Stored records:
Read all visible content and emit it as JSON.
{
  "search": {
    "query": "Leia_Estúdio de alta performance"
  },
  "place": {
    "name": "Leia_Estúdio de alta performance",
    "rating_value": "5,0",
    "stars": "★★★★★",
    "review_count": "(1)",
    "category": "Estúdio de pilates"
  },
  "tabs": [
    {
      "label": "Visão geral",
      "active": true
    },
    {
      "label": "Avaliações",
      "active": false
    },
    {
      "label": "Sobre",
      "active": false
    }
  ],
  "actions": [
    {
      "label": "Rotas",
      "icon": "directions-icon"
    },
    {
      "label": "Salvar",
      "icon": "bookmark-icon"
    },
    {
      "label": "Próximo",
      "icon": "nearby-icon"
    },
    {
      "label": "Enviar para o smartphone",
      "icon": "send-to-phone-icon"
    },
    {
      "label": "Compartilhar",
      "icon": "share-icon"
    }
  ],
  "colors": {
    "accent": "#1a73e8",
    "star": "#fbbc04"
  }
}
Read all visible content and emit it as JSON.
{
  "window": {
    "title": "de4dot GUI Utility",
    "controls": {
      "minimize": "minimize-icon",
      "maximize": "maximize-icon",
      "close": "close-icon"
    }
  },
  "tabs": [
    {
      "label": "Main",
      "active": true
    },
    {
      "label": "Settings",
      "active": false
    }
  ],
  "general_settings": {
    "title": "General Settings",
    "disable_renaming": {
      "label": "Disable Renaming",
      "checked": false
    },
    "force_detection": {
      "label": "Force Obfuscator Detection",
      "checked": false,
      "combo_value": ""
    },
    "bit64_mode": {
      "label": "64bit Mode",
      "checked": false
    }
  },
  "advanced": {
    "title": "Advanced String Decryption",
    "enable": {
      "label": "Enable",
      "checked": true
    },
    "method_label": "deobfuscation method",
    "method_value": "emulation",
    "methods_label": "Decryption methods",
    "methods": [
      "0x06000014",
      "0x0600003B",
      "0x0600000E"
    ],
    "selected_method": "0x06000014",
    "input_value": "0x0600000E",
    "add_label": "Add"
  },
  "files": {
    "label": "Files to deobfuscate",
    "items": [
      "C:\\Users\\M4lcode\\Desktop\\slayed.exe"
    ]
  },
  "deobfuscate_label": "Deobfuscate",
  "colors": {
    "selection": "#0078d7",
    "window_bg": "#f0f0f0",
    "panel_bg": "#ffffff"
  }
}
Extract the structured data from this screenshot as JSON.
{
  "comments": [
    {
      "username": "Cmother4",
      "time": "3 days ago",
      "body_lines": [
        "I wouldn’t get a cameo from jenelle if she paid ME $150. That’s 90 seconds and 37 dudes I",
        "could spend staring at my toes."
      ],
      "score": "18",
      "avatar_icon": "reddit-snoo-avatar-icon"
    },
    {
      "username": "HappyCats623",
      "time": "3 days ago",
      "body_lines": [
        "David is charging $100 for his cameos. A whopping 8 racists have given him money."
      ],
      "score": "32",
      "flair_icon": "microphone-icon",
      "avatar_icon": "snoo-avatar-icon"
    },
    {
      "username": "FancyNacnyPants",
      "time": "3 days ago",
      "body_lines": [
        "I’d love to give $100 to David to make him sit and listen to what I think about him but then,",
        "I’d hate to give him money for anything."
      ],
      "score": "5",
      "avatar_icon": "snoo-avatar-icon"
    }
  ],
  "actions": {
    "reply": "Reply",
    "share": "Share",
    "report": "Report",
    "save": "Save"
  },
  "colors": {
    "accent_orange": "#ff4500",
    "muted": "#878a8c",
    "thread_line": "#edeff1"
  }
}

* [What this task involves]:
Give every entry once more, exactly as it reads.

* [Reply]:
Read all visible content and emit it as JSON.
{
  "search": {
    "query": "Leia_Estúdio de alta performance"
  },
  "place": {
    "name": "Leia_Estúdio de alta performance",
    "rating_value": "5,0",
    "stars": "★★★★★",
    "review_count": "(1)",
    "category": "Estúdio de pilates"
  },
  "tabs": [
    {
      "label": "Visão geral",
      "active": true
    },
    {
      "label": "Avaliações",
      "active": false
    },
    {
      "label": "Sobre",
      "active": false
    }
  ],
  "actions": [
    {
      "label": "Rotas",
      "icon": "directions-icon"
    },
    {
      "label": "Salvar",
      "icon": "bookmark-icon"
    },
    {
      "label": "Próximo",
      "icon": "nearby-icon"
    },
    {
      "label": "Enviar para o smartphone",
      "icon": "send-to-phone-icon"
    },
    {
      "label": "Compartilhar",
      "icon": "share-icon"
    }
  ],
  "colors": {
    "accent": "#1a73e8",
    "star": "#fbbc04"
  }
}
Read all visible content and emit it as JSON.
{
  "window": {
    "title": "de4dot GUI Utility",
    "controls": {
      "minimize": "minimize-icon",
      "maximize": "maximize-icon",
      "close": "close-icon"
    }
  },
  "tabs": [
    {
      "label": "Main",
      "active": true
    },
    {
      "label": "Settings",
      "active": false
    }
  ],
  "general_settings": {
    "title": "General Settings",
    "disable_renaming": {
      "label": "Disable Renaming",
      "checked": false
    },
    "force_detection": {
      "label": "Force Obfuscator Detection",
      "checked": false,
      "combo_value": ""
    },
    "bit64_mode": {
      "label": "64bit Mode",
      "checked": false
    }
  },
  "advanced": {
    "title": "Advanced String Decryption",
    "enable": {
      "label": "Enable",
      "checked": true
    },
    "method_label": "deobfuscation method",
    "method_value": "emulation",
    "methods_label": "Decryption methods",
    "methods": [
      "0x06000014",
      "0x0600003B",
      "0x0600000E"
    ],
    "selected_method": "0x06000014",
    "input_value": "0x0600000E",
    "add_label": "Add"
  },
  "files": {
    "label": "Files to deobfuscate",
    "items": [
      "C:\\Users\\M4lcode\\Desktop\\slayed.exe"
    ]
  },
  "deobfuscate_label": "Deobfuscate",
  "colors": {
    "selection": "#0078d7",
    "window_bg": "#f0f0f0",
    "panel_bg": "#ffffff"
  }
}
Extract the structured data from this screenshot as JSON.
{
  "comments": [
    {
      "username": "Cmother4",
      "time": "3 days ago",
      "body_lines": [
        "I wouldn’t get a cameo from jenelle if she paid ME $150. That’s 90 seconds and 37 dudes I",
        "could spend staring at my toes."
      ],
      "score": "18",
      "avatar_icon": "reddit-snoo-avatar-icon"
    },
    {
      "username": "HappyCats623",
      "time": "3 days ago",
      "body_lines": [
        "David is charging $100 for his cameos. A whopping 8 racists have given him money."
      ],
      "score": "32",
      "flair_icon": "microphone-icon",
      "avatar_icon": "snoo-avatar-icon"
    },
    {
      "username": "FancyNacnyPants",
      "time": "3 days ago",
      "body_lines": [
        "I’d love to give $100 to David to make him sit and listen to what I think about him but then,",
        "I’d hate to give him money for anything."
      ],
      "score": "5",
      "avatar_icon": "snoo-avatar-icon"
    }
  ],
  "actions": {
    "reply": "Reply",
    "share": "Share",
    "report": "Report",
    "save": "Save"
  },
  "colors": {
    "accent_orange": "#ff4500",
    "muted": "#878a8c",
    "thread_line": "#edeff1"
  }
}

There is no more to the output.